**Task to carry out**
Each line of the listing should be reproduced exactly.
*** Task material ***
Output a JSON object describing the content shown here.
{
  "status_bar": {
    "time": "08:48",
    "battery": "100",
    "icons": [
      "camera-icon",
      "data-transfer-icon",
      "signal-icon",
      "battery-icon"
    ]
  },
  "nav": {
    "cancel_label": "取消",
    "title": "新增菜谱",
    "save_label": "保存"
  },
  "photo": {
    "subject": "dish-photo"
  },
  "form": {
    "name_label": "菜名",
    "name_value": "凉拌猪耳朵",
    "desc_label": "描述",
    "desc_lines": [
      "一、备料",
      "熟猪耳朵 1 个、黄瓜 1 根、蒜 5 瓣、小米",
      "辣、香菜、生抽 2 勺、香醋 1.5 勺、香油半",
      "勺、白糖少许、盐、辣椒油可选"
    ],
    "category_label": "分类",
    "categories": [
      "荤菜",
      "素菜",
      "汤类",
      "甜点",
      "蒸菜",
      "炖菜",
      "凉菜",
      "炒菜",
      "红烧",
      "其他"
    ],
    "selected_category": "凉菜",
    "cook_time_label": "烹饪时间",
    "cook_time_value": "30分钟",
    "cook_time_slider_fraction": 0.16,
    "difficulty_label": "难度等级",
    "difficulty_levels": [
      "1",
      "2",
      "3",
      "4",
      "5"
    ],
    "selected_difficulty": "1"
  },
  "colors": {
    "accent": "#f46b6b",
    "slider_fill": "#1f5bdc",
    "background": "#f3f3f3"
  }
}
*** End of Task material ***
**Completed task**
Output a JSON object describing the content shown here.
{
  "status_bar": {
    "time": "08:48",
    "battery": "100",
    "icons": [
      "camera-icon",
      "data-transfer-icon",
      "signal-icon",
      "battery-icon"
    ]
  },
  "nav": {
    "cancel_label": "取消",
    "title": "新增菜谱",
    "save_label": "保存"
  },
  "photo": {
    "subject": "dish-photo"
  },
  "form": {
    "name_label": "菜名",
    "name_value": "凉拌猪耳朵",
    "desc_label": "描述",
    "desc_lines": [
      "一、备料",
      "熟猪耳朵 1 个、黄瓜 1 根、蒜 5 瓣、小米",
      "辣、香菜、生抽 2 勺、香醋 1.5 勺、香油半",
      "勺、白糖少许、盐、辣椒油可选"
    ],
    "category_label": "分类",
    "categories": [
      "荤菜",
      "素菜",
      "汤类",
      "甜点",
      "蒸菜",
      "炖菜",
      "凉菜",
      "炒菜",
      "红烧",
      "其他"
    ],
    "selected_category": "凉菜",
    "cook_time_label": "烹饪时间",
    "cook_time_value": "30分钟",
    "cook_time_slider_fraction": 0.16,
    "difficulty_label": "难度等级",
    "difficulty_levels": [
      "1",
      "2",
      "3",
      "4",
      "5"
    ],
    "selected_difficulty": "1"
  },
  "colors": {
    "accent": "#f46b6b",
    "slider_fill": "#1f5bdc",
    "background": "#f3f3f3"
  }
}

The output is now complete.